Data entries
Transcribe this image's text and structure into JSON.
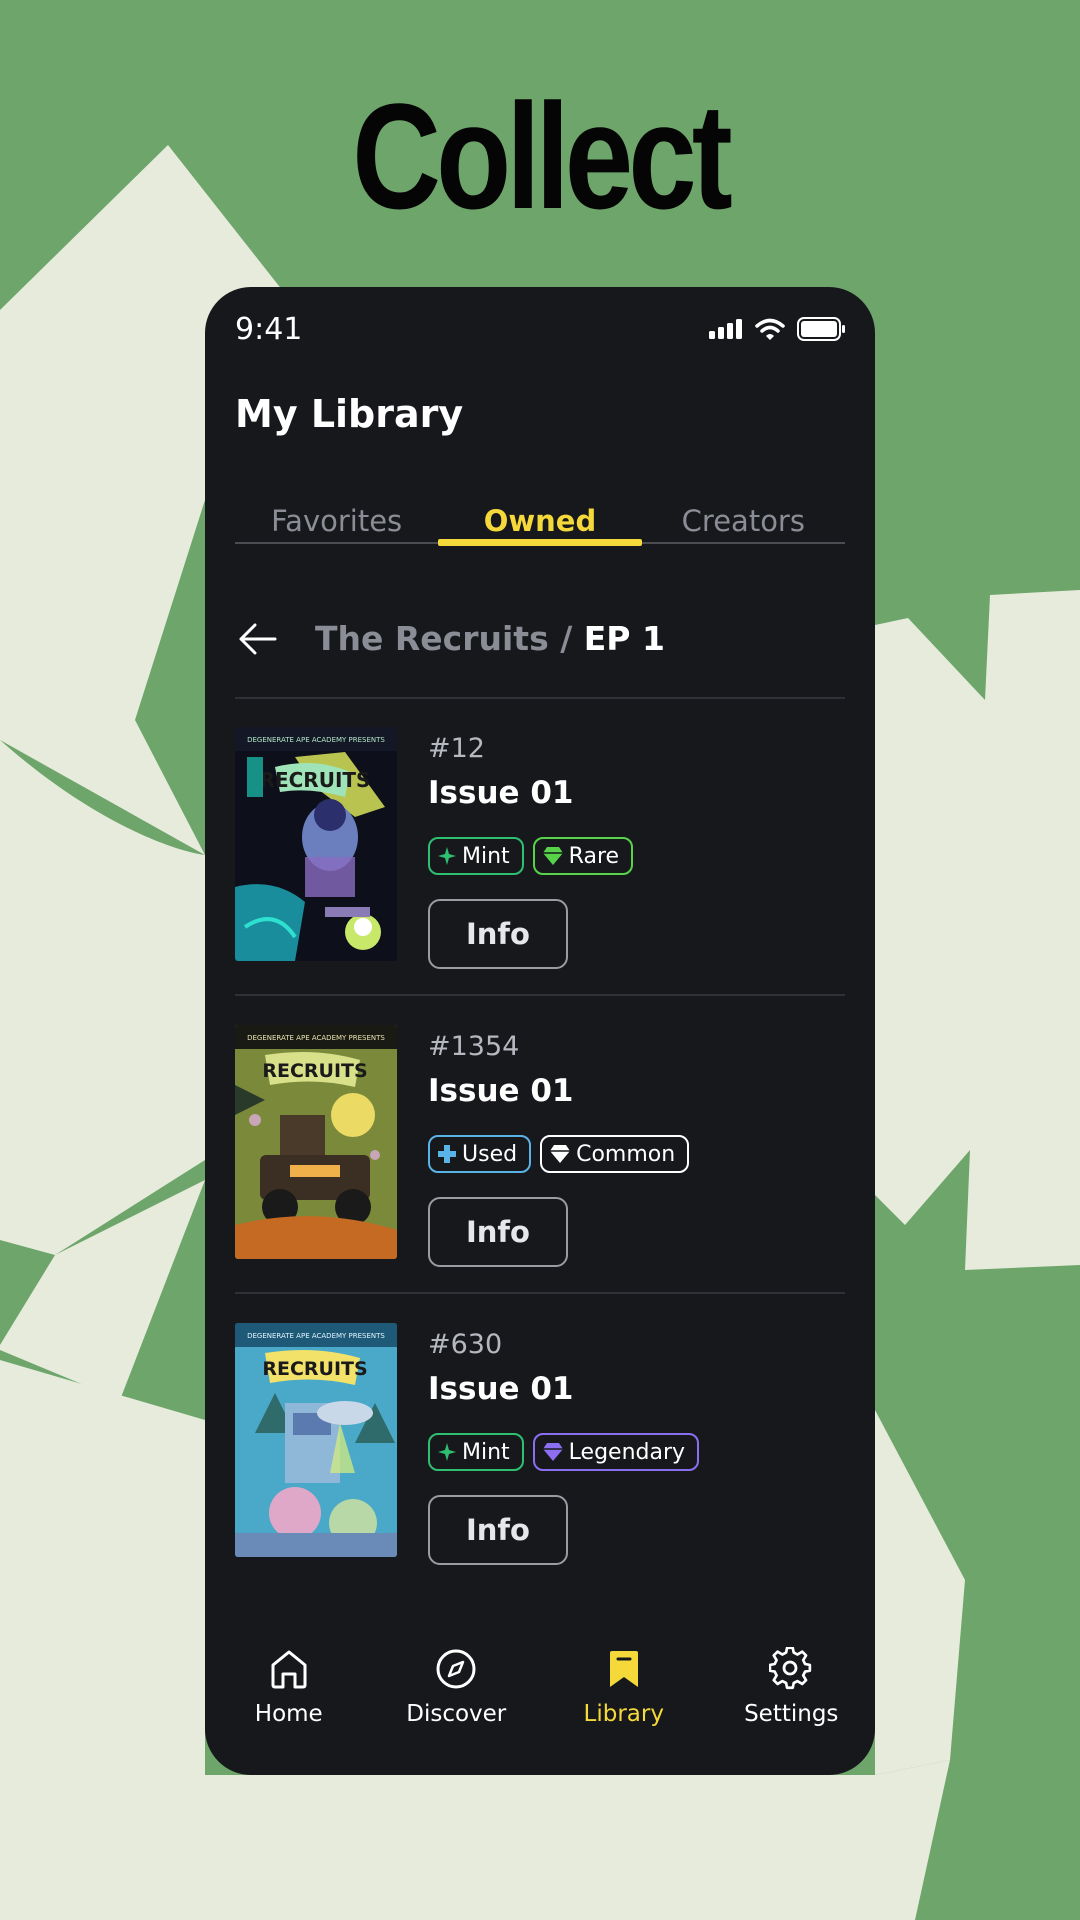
{
  "headline": "Collect",
  "status": {
    "time": "9:41"
  },
  "page_title": "My Library",
  "tabs": [
    {
      "label": "Favorites",
      "active": false
    },
    {
      "label": "Owned",
      "active": true
    },
    {
      "label": "Creators",
      "active": false
    }
  ],
  "breadcrumb": {
    "series": "The Recruits / ",
    "episode": "EP 1"
  },
  "items": [
    {
      "number": "#12",
      "title": "Issue 01",
      "badges": [
        {
          "label": "Mint",
          "icon": "sparkle-icon",
          "color": "#2fbf71"
        },
        {
          "label": "Rare",
          "icon": "gem-icon",
          "color": "#57d34a"
        }
      ],
      "button": "Info"
    },
    {
      "number": "#1354",
      "title": "Issue 01",
      "badges": [
        {
          "label": "Used",
          "icon": "plus-icon",
          "color": "#5ab3e6"
        },
        {
          "label": "Common",
          "icon": "gem-icon",
          "color": "#ffffff"
        }
      ],
      "button": "Info"
    },
    {
      "number": "#630",
      "title": "Issue 01",
      "badges": [
        {
          "label": "Mint",
          "icon": "sparkle-icon",
          "color": "#2fbf71"
        },
        {
          "label": "Legendary",
          "icon": "gem-icon",
          "color": "#8b6ff0"
        }
      ],
      "button": "Info"
    }
  ],
  "nav": [
    {
      "label": "Home",
      "icon": "home-icon",
      "active": false
    },
    {
      "label": "Discover",
      "icon": "compass-icon",
      "active": false
    },
    {
      "label": "Library",
      "icon": "bookmark-icon",
      "active": true
    },
    {
      "label": "Settings",
      "icon": "gear-icon",
      "active": false
    }
  ],
  "colors": {
    "accent": "#f5d93a",
    "background": "#6ea56b",
    "shape": "#e6ebdc",
    "panel": "#17181c"
  }
}
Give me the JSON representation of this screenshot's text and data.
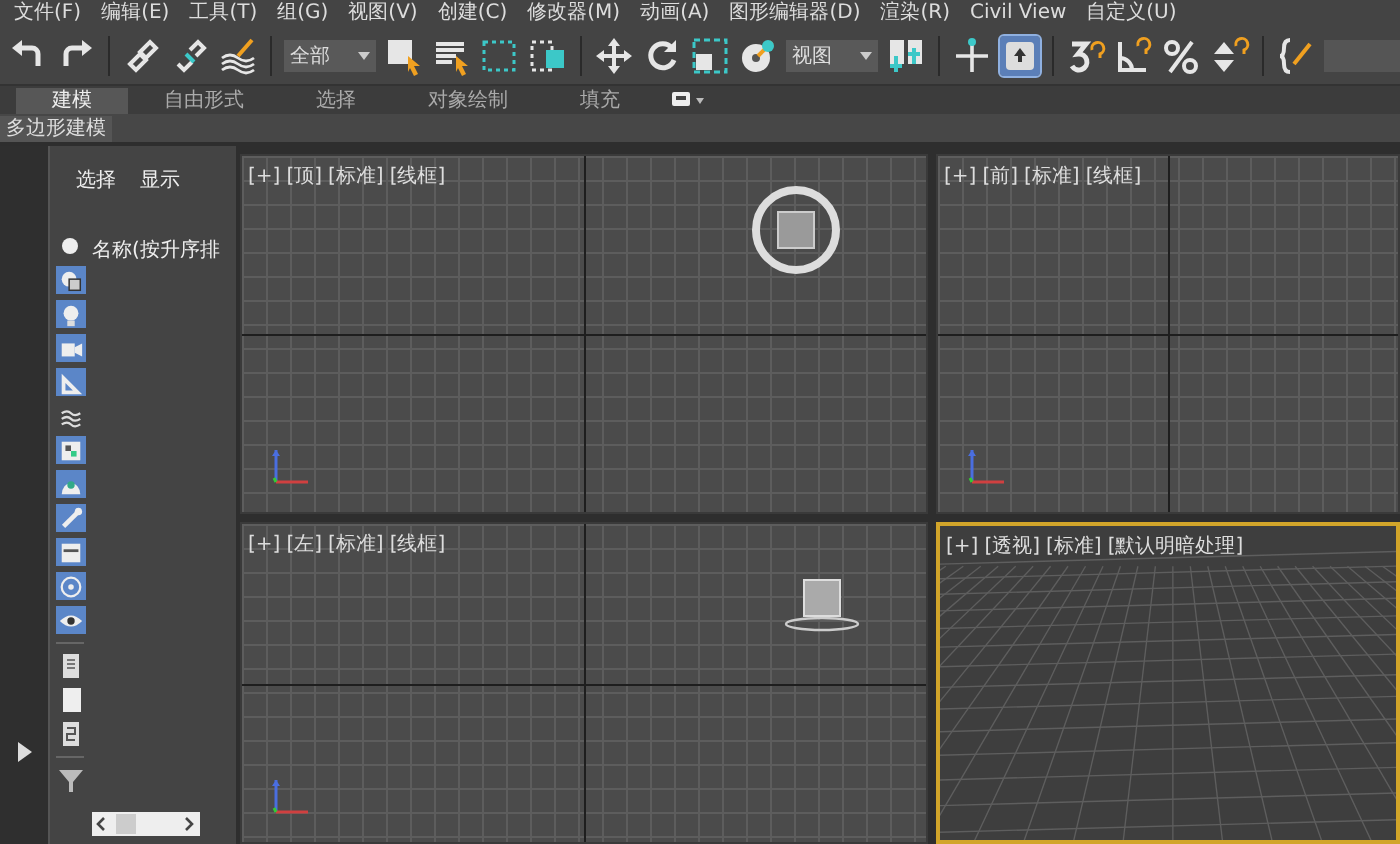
{
  "menu": [
    "文件(F)",
    "编辑(E)",
    "工具(T)",
    "组(G)",
    "视图(V)",
    "创建(C)",
    "修改器(M)",
    "动画(A)",
    "图形编辑器(D)",
    "渲染(R)",
    "Civil View",
    "自定义(U)"
  ],
  "toolbar": {
    "scene_dropdown": {
      "value": "全部"
    },
    "view_dropdown": {
      "value": "视图"
    },
    "manipulate_button": {
      "selected": true
    }
  },
  "ribbon_tabs": [
    {
      "label": "建模",
      "selected": true
    },
    {
      "label": "自由形式",
      "selected": false
    },
    {
      "label": "选择",
      "selected": false
    },
    {
      "label": "对象绘制",
      "selected": false
    },
    {
      "label": "填充",
      "selected": false
    }
  ],
  "ribbon_panel": {
    "label": "多边形建模"
  },
  "scene_explorer": {
    "tabs": [
      "选择",
      "显示"
    ],
    "column_header": "名称(按升序排",
    "filters": [
      {
        "on": true
      },
      {
        "on": true
      },
      {
        "on": true
      },
      {
        "on": true
      },
      {
        "on": false
      },
      {
        "on": true
      },
      {
        "on": true
      },
      {
        "on": true
      },
      {
        "on": true
      },
      {
        "on": true
      },
      {
        "on": true
      }
    ]
  },
  "viewports": [
    {
      "labels": [
        "[+]",
        "[顶]",
        "[标准]",
        "[线框]"
      ],
      "selected": false,
      "kind": "ortho"
    },
    {
      "labels": [
        "[+]",
        "[前]",
        "[标准]",
        "[线框]"
      ],
      "selected": false,
      "kind": "ortho"
    },
    {
      "labels": [
        "[+]",
        "[左]",
        "[标准]",
        "[线框]"
      ],
      "selected": false,
      "kind": "ortho"
    },
    {
      "labels": [
        "[+]",
        "[透视]",
        "[标准]",
        "[默认明暗处理]"
      ],
      "selected": true,
      "kind": "perspective"
    }
  ]
}
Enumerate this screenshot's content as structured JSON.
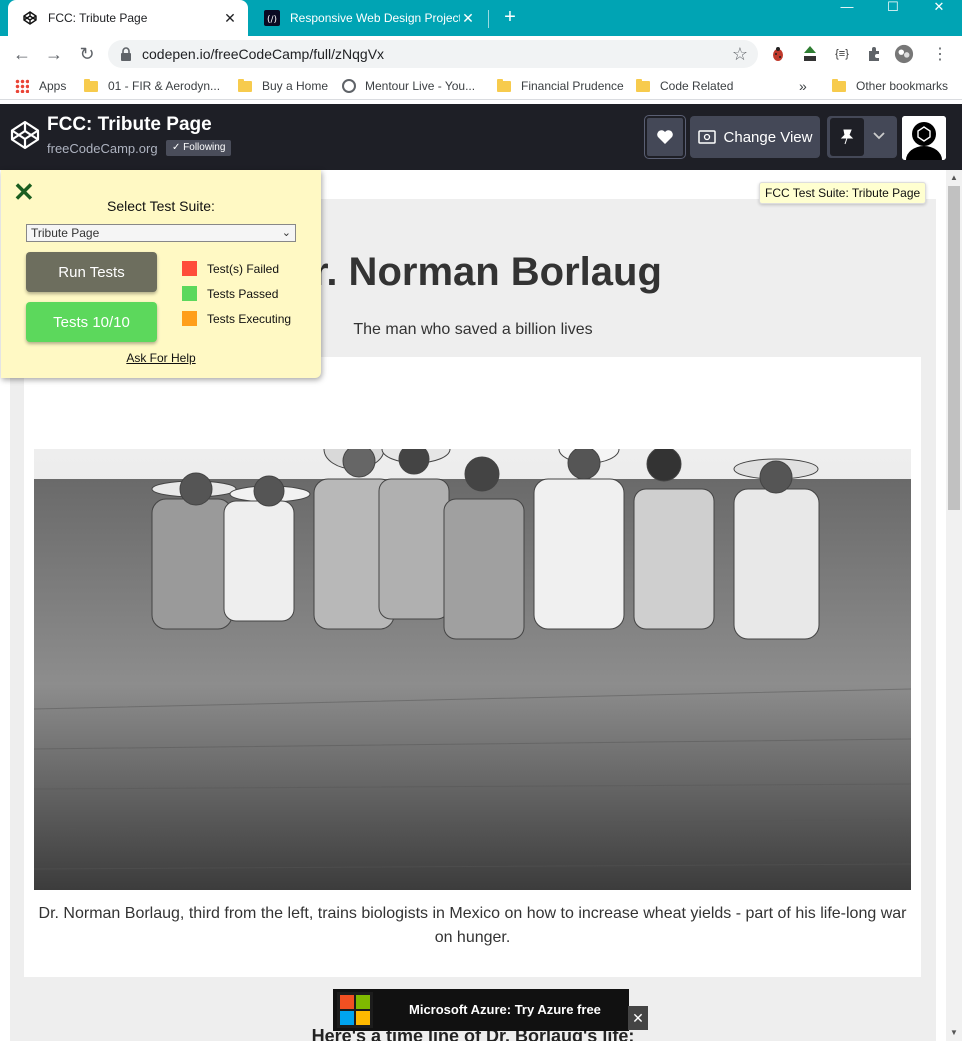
{
  "browser": {
    "tabs": [
      {
        "title": "FCC: Tribute Page",
        "active": true
      },
      {
        "title": "Responsive Web Design Projects",
        "active": false
      }
    ],
    "url": "codepen.io/freeCodeCamp/full/zNqgVx",
    "bookmarks": [
      "Apps",
      "01 - FIR & Aerodyn...",
      "Buy a Home",
      "Mentour Live - You...",
      "Financial Prudence",
      "Code Related",
      "Other bookmarks"
    ],
    "overflow_chevron": "»",
    "accent_color": "#00a4b4"
  },
  "codepen": {
    "pen_title": "FCC: Tribute Page",
    "owner": "freeCodeCamp.org",
    "following_label": "✓ Following",
    "change_view_label": "Change View",
    "header_bg": "#1e1f26"
  },
  "test_suite": {
    "close_glyph": "✕",
    "select_label": "Select Test Suite:",
    "selected_suite": "Tribute Page",
    "run_tests_label": "Run Tests",
    "tests_result_label": "Tests 10/10",
    "legend": [
      {
        "label": "Test(s) Failed",
        "color": "#ff4d3a"
      },
      {
        "label": "Tests Passed",
        "color": "#5cd85c"
      },
      {
        "label": "Tests Executing",
        "color": "#ff9f1a"
      }
    ],
    "help_link": "Ask For Help",
    "tooltip": "FCC Test Suite: Tribute Page"
  },
  "tribute": {
    "title": "Dr. Norman Borlaug",
    "subtitle": "The man who saved a billion lives",
    "image_caption": "Dr. Norman Borlaug, third from the left, trains biologists in Mexico on how to increase wheat yields - part of his life-long war on hunger.",
    "timeline_heading": "Here's a time line of Dr. Borlaug's life:"
  },
  "ad": {
    "text": "Microsoft Azure: Try Azure free",
    "close_glyph": "✕"
  }
}
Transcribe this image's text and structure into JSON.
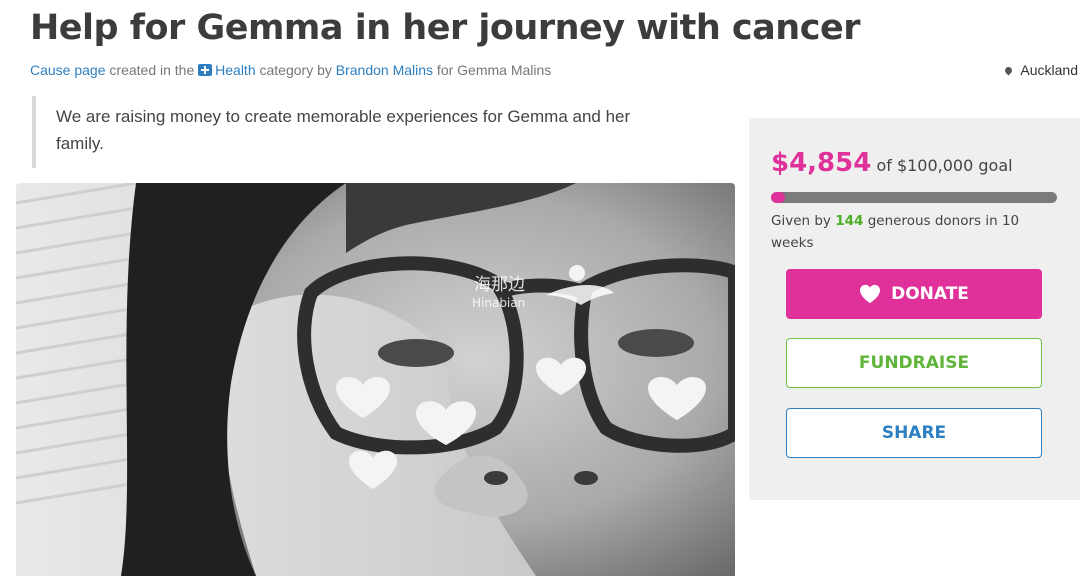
{
  "page": {
    "title": "Help for Gemma in her journey with cancer",
    "meta": {
      "cause_link": "Cause page",
      "created_text": " created in the ",
      "category": "Health",
      "by_text": " category by ",
      "creator": "Brandon Malins",
      "for_text": " for ",
      "beneficiary": "Gemma Malins"
    },
    "location": "Auckland",
    "description": "We are raising money to create memorable experiences for Gemma and her family."
  },
  "photo": {
    "watermark_cn": "海那边",
    "watermark_en": "Hinabian"
  },
  "donation_panel": {
    "amount_raised": "$4,854",
    "goal_text": "of $100,000 goal",
    "progress_fraction": 0.04854,
    "given_by_prefix": "Given by ",
    "donor_count": "144",
    "given_by_suffix": " generous donors in 10 weeks",
    "donate_label": "DONATE",
    "fundraise_label": "FUNDRAISE",
    "share_label": "SHARE"
  },
  "colors": {
    "accent_pink": "#e0319b",
    "link_blue": "#2d7fc1",
    "fundraise_green": "#74c14a",
    "donor_count_green": "#4caf24",
    "panel_bg": "#efefef"
  }
}
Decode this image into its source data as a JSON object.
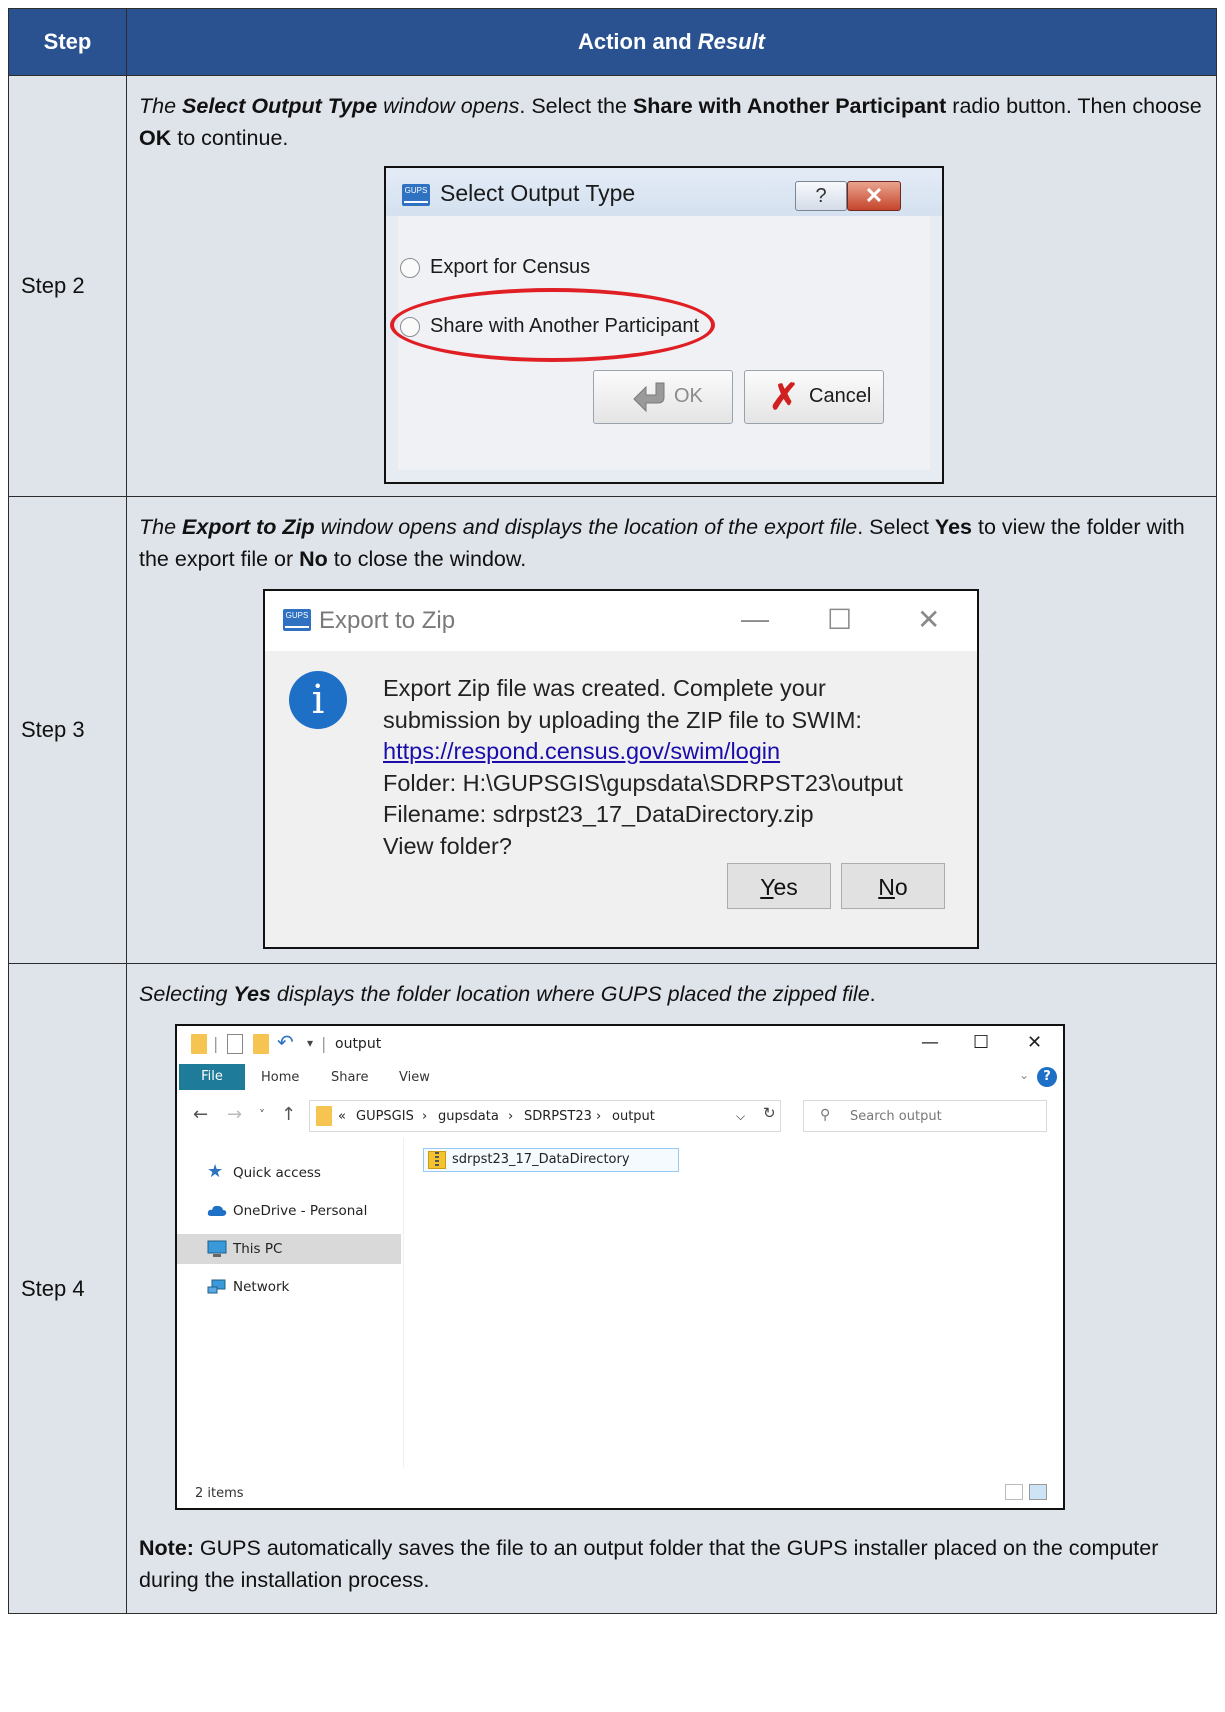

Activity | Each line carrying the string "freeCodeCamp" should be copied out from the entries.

Output |
    "url": "codepen.io/freeCodeCamp/full/zNqgVx",
    "owner": "freeCodeCamp.org",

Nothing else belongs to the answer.